photos from www.style.com
Valentino’s feminine and romantic collection has inspired my current project for indigo, with the attention to detail and delicacy. Below are some current samples i have been working on.
Known as one of the leading fashion capitals, I have always wanted to go to Milan and see what all the fuss was about. It certainly lived up to any expectations I may have had. The city is beautiful; it didn’t have the rush and buzz like London does, instead it is a more peaceful and relaxed place. I found this great as I was able to fully take in the gorgeous buildings and architecture. This was one of the things I loved most about Milan. Everywhere you looked; the buildings were decorated with elaborate carvings and shaped stone.
At the heart of the city was one of the most beautiful buildings I had ever seen, the Duomo. The first thing I said when I saw it was WOW. The cathedral centred in the heart of the city is strikingly beautiful and breathtaking. Inside, was much the same. There was so much to look at, so much detail and beauty. I loved the peacefulness of it all and the areas of darkness mixed with the lightness from the candles.

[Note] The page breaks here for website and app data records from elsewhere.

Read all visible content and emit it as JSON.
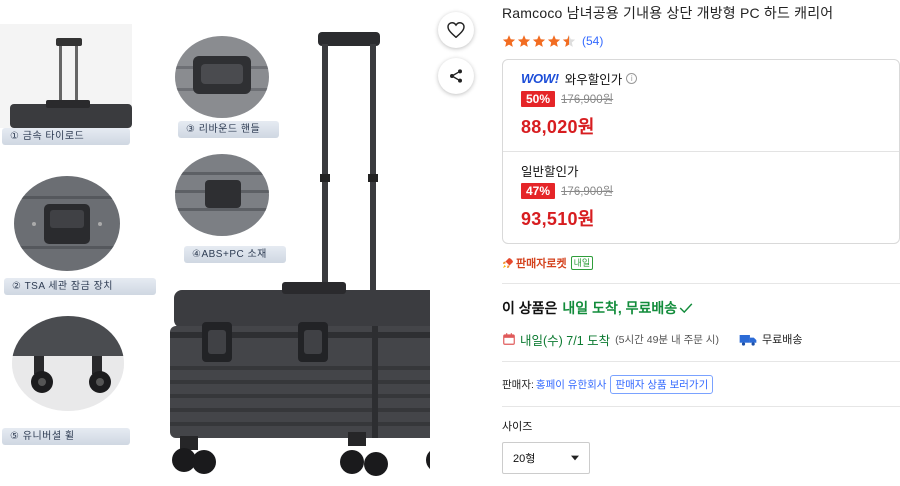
{
  "gallery": {
    "captions": [
      "① 금속 타이로드",
      "③ 리바운드 핸들",
      "② TSA 세관 잠금 장치",
      "④ABS+PC 소재",
      "⑤ 유니버셜 휠"
    ]
  },
  "product": {
    "title": "Ramcoco 남녀공용 기내용 상단 개방형 PC 하드 캐리어",
    "rating": 4.5,
    "review_count": "(54)"
  },
  "prices": {
    "wow": {
      "logo": "WOW!",
      "label": "와우할인가",
      "info_icon": "i",
      "discount": "50%",
      "original": "176,900원",
      "final": "88,020원"
    },
    "regular": {
      "label": "일반할인가",
      "discount": "47%",
      "original": "176,900원",
      "final": "93,510원"
    }
  },
  "rocket": {
    "label": "판매자로켓",
    "badge": "내일"
  },
  "delivery": {
    "headline": "이 상품은",
    "headline_green": "내일 도착, 무료배송",
    "date": "내일(수) 7/1 도착",
    "note": "(5시간 49분 내 주문 시)",
    "shipping": "무료배송"
  },
  "seller": {
    "label": "판매자:",
    "name": "홍페이 유한회사",
    "link": "판매자 상품 보러가기"
  },
  "options": {
    "size_label": "사이즈",
    "size_value": "20형"
  },
  "colors": {
    "accent_red": "#d71d20",
    "badge_red": "#e52528",
    "link_blue": "#346aff",
    "delivery_green": "#128c3b",
    "star_orange": "#f26c21"
  }
}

The city is a very inspiring place. I remember sitting in a small Italian cafe with my hot chocolate watching the people go by. I noticed that the women are very glamorous and slick, dressed mostly in black they were very fashionable.
Shopping in Milan is much more high-end than high street; however it was a good opportunity for me to look at designer’s clothes and appreciate the great quality and craftsmanship that is different to the high street.

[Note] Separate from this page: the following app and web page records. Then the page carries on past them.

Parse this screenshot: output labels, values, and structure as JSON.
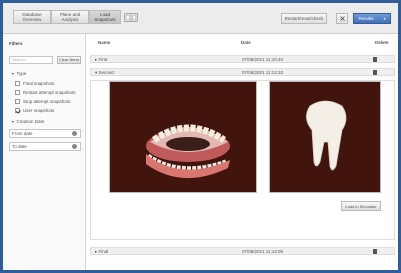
{
  "tabs": [
    {
      "label": "Database Overview"
    },
    {
      "label": "Plane and Analysis"
    },
    {
      "label": "Load Snapshots"
    }
  ],
  "toolbar": {
    "restart_label": "Restart/reset/check",
    "results_label": "Results",
    "tool_icon": "camera-icon",
    "close_icon": "close-icon"
  },
  "sidebar": {
    "title": "Filters",
    "search_placeholder": "Search...",
    "clear_label": "Clear filters",
    "type_label": "Type",
    "types": [
      {
        "label": "Final snapshots",
        "checked": false
      },
      {
        "label": "Restart attempt snapshots",
        "checked": false
      },
      {
        "label": "Stop attempt snapshots",
        "checked": false
      },
      {
        "label": "User snapshots",
        "checked": true
      }
    ],
    "creation_date_label": "Creation Date",
    "from_date": "From date",
    "to_date": "To date"
  },
  "table": {
    "headers": {
      "name": "Name",
      "date": "Date",
      "delete": "Delete"
    },
    "rows": [
      {
        "name": "First",
        "date": "07/08/2021 11:10:40",
        "expanded": false
      },
      {
        "name": "Second",
        "date": "07/08/2021 11:13:33",
        "expanded": true
      },
      {
        "name": "Final",
        "date": "07/08/2021 11:14:09",
        "expanded": false
      }
    ],
    "load_button": "Load in Simulator"
  },
  "colors": {
    "frame": "#2f5d9a",
    "image_bg": "#42140e",
    "accent": "#3f6fb4"
  }
}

My favourite place in Milan was Corso Como. The little Italian restaurants were so cute and the shops screamed luxury. Corso Como number 10 was amazing. A 3 story shop hidden in a botanical garden. The 1st floor was overwhelming, a room filled with designer jewellery, clothes and house furnishings. The jewellery in particular was incredible I had never seen anything like it, I wanted it all. Unfortunately with such large price tags I had to just dream instead. It was however extremely worthwhile because it gave me inspiration for my final collection and even for my current collection for indigo.
Overall my trip to Milan was amazing. Although I didn’t have many shopping bags to return home with, I did however have ideas and inspiration to carry forth into my future collection. The buildings are stunning and the history is fascinating, Milan is defiantly a place I would recommend, and a place I would love to return to. X
I found the Ironwork room in the V&A extremely striking and a room which allowed my creativity to flow, stimulating me with lots of exciting ideas for the brief. The work is very architectural and I was imagining garment edges shaped in similar ways to the wrought iron.
WOW!! - was my first impression of this exhibition, The colours; the concept; this way of communicating design is fresh & innovative.
snowflakes that stay on my nose and eyelashes,
silver white winters that melt into springs,
these are a few of my favorite things.
One of my favourite illustrators, Laura Laine continues to inspire me...........
Jewellery & Vintage
Having the opportunity to see firsthand such historic beautiful garments was extremely exciting. It was incredible to understand that the fine fabrics start to deconstruct and decompose due to the treatments that was done on them when they were made.
The beading, embroidery and vintage lace were particularly inspiring to me. It reminded me of the detail and perfection that was so important in the 18th century and it left me thinking how the fast fashion culture of the 21st century has destroyed the historical beauty vision.
1900's jacket, with appliqued blue silk
1920's pleated knickers, extremely delicate and fragile
1920's beaded dress on silk
Brett Weston Photographs
Cracked Paint, 1955
His photography delivers such a sharp and abstract approach to capturing his subject. The strong contrast between the black and white makes these photos very powerful and endearing.